Deferred vs. Postponed Annuities

Deferred annuity? Postponed annuity? Those are terms that have confused a lot of federal employees. Do they mean the same thing or are they different? Read on because I’m about to tell you.

Deferred Annuities

Former CSRS and FERS employees are eligible for a deferred annuity if they left government before being eligible to retire, didn’t take a refund of their retirement contributions when they departed, and meet the age and service requirements.

Under both CSRS and FERS, you would need to have at least five years of creditable service to be eligible for a deferred annuity. Under CSRS rules, you would also have to be age 62. Under FERS, there are a range of points at which you can apply for a deferred annuity: 62 with 5 years of creditable service, 60 with 20, at your minimum retirement age (MRA) with 30 or at your MRA with 10, with a 5 percent reduction for every year you are under age 62 (5/15 percent per month), unless you have at least 20 years of service and your annuity begins at age 60 or later. MRAs range between 55 and 57, depending on your year of birth.

Deferred annuities are calculated using the standard CSRS and FERS formulas, with your years of service and high-3 being the ones you had on the day you separated from the government:


0.015 x your highest three years of average salary x 5 years of creditable service, plus

0.0175 x your high-3 x 5 years of service, plus

0.02 x your high-3 x all remaining year of service


0.01 x your high-3 x years of service.

Note: The first multiplier is changed to 0.011 if your annuity begins at age 62 with at least 20 years of FERS service.

Under both CSRS and FERS, deferred retirees are eligible to receive annual cost-of-living adjustments beginning at age 62.

FERS deferred retirees are ineligible to receive the special retirement supplement, which approximates the Social Security benefit earned while covered by FERS.

Postponed Annuities

Postponing the receipt of an annuity is a special feature available to FERS employees who retire under the MRA+10 provision of law.

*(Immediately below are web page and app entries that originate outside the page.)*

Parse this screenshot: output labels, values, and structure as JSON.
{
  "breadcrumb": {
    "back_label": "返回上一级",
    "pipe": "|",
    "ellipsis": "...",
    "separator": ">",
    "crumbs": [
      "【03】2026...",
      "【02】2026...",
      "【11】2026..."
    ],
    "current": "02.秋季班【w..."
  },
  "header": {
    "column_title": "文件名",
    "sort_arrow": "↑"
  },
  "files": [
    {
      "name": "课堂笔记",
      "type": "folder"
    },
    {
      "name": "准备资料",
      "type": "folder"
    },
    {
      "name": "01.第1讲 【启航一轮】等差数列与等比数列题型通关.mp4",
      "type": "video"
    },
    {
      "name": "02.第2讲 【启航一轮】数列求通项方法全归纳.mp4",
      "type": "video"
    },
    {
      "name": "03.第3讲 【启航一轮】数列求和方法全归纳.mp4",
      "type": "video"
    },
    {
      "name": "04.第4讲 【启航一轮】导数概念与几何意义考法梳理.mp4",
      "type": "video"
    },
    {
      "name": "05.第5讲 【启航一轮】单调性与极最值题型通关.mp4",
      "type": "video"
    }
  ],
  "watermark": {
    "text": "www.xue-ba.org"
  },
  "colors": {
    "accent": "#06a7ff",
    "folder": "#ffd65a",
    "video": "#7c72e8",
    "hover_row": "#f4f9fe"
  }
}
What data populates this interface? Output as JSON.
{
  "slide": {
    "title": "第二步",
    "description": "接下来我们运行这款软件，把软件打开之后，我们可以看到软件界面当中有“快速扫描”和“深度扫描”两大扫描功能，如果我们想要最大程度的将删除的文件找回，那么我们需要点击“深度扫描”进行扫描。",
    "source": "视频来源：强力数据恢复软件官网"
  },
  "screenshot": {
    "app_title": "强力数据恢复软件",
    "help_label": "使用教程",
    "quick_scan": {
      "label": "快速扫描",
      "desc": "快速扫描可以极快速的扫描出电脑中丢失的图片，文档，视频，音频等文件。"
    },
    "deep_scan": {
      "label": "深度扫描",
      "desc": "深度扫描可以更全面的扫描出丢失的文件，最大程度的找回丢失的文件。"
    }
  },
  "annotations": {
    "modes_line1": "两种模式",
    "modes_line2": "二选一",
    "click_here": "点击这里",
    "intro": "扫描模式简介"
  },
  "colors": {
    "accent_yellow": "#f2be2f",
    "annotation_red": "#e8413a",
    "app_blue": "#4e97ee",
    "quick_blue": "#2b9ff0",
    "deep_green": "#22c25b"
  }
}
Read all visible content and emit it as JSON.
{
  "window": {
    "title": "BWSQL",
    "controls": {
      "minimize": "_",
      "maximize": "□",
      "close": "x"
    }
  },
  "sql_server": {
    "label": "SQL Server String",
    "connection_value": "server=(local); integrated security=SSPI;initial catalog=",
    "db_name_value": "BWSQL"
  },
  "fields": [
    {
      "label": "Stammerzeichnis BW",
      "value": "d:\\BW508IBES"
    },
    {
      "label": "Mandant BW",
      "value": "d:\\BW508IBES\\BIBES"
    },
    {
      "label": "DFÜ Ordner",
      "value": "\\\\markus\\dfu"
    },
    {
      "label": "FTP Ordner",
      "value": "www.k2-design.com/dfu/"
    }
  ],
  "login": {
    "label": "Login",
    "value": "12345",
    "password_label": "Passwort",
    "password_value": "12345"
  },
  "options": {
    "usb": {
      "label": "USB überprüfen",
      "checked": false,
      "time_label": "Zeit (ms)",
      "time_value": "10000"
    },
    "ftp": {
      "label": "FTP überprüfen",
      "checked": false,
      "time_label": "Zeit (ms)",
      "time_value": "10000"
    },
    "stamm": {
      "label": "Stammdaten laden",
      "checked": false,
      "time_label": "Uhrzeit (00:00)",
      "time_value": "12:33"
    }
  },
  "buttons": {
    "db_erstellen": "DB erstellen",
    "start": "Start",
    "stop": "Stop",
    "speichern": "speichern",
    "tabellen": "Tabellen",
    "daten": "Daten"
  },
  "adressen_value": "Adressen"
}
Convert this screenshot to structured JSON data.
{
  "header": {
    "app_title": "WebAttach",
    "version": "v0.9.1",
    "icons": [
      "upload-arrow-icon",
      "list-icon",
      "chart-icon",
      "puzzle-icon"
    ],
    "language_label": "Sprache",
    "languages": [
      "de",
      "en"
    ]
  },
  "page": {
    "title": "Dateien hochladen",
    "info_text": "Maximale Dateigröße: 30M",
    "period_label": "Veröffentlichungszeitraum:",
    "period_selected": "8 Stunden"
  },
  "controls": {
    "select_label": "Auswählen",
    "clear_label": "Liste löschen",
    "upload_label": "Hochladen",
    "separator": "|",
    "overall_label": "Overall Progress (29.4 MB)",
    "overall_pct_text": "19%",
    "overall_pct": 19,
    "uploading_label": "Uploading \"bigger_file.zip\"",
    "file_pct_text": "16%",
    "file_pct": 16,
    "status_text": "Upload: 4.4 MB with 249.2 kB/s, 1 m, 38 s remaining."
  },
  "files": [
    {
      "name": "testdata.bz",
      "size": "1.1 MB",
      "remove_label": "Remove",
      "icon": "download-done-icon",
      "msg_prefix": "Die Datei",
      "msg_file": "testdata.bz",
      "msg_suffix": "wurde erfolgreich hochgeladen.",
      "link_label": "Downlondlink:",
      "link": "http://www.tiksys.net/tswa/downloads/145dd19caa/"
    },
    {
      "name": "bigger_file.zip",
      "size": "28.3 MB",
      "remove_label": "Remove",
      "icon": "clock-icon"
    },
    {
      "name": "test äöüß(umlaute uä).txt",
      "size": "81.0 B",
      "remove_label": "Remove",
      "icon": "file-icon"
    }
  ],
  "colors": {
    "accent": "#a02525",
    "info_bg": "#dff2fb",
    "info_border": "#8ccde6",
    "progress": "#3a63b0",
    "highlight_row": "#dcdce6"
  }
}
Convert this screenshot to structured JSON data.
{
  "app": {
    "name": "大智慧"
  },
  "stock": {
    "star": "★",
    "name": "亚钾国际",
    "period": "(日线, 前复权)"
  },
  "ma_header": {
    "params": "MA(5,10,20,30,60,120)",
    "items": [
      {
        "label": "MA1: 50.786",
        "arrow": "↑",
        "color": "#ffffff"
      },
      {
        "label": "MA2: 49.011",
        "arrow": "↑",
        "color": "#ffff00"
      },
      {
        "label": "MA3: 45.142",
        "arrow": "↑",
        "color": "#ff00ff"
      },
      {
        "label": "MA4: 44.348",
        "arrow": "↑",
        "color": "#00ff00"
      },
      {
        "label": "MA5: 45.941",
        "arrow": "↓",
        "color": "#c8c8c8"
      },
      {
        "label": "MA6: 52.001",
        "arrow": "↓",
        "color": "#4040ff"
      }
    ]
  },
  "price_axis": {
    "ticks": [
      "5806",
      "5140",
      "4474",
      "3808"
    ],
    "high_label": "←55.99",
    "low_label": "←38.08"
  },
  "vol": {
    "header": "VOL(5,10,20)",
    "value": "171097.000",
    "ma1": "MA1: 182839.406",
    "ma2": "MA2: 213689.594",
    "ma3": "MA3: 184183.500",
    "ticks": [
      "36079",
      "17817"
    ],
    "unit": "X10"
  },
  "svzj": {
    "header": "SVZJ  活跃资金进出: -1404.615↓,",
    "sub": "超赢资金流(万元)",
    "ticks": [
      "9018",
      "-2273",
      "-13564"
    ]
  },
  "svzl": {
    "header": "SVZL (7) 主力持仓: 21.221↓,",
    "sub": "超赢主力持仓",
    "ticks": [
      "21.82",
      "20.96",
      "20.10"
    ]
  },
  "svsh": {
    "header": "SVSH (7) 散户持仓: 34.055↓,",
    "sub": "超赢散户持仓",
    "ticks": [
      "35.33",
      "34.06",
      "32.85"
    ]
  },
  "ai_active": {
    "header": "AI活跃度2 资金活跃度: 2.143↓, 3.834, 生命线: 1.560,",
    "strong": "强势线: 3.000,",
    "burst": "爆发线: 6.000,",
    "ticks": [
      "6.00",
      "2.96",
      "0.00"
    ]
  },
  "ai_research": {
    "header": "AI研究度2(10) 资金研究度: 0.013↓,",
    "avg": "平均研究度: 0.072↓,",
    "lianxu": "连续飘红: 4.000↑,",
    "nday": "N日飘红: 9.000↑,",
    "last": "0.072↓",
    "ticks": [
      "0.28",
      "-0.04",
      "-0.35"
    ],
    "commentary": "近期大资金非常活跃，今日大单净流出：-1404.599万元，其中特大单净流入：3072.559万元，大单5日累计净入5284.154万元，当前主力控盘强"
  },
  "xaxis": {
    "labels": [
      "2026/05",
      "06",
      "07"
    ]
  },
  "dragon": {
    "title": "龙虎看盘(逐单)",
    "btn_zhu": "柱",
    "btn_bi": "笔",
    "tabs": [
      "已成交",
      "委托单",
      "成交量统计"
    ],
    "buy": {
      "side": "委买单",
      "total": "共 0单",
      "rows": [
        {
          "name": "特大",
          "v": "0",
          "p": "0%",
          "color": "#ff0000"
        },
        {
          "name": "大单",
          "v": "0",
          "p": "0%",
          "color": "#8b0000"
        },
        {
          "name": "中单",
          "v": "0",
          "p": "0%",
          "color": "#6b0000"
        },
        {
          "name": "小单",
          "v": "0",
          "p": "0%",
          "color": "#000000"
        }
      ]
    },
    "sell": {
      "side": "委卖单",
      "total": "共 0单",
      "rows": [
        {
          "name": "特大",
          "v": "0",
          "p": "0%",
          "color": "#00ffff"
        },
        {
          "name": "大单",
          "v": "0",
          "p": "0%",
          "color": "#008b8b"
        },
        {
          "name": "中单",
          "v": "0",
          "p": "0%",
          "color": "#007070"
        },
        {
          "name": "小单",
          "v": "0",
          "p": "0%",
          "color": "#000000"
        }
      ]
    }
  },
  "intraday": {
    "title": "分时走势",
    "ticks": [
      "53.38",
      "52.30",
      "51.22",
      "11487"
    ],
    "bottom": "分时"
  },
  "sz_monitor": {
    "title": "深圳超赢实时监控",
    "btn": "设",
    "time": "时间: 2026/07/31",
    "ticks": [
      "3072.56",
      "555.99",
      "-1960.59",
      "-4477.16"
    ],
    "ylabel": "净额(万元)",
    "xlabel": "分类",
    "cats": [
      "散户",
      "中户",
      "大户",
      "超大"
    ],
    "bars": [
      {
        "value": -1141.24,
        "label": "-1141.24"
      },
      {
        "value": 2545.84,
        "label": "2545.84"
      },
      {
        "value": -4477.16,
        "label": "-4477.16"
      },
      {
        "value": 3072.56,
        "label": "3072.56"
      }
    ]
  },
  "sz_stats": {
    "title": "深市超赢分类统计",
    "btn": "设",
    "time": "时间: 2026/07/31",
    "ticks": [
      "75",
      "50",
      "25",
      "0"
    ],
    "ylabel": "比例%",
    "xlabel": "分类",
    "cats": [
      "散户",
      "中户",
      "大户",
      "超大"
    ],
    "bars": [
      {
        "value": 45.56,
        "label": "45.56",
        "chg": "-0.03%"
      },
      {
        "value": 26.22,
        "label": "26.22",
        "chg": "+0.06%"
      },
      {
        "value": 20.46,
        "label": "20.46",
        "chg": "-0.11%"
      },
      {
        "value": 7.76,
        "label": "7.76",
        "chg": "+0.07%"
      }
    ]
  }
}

If you are one of them, you can postpone the receipt of your annuity to a later date to reduce or eliminate the age penalty mentioned above.

Your annuity will be calculated using the standard FERS formula and based on your years of service and high-3 on the day you retire. And that’s the amount you’ll receive when your annuity finally begins, minus any portion of the age penalty that remains.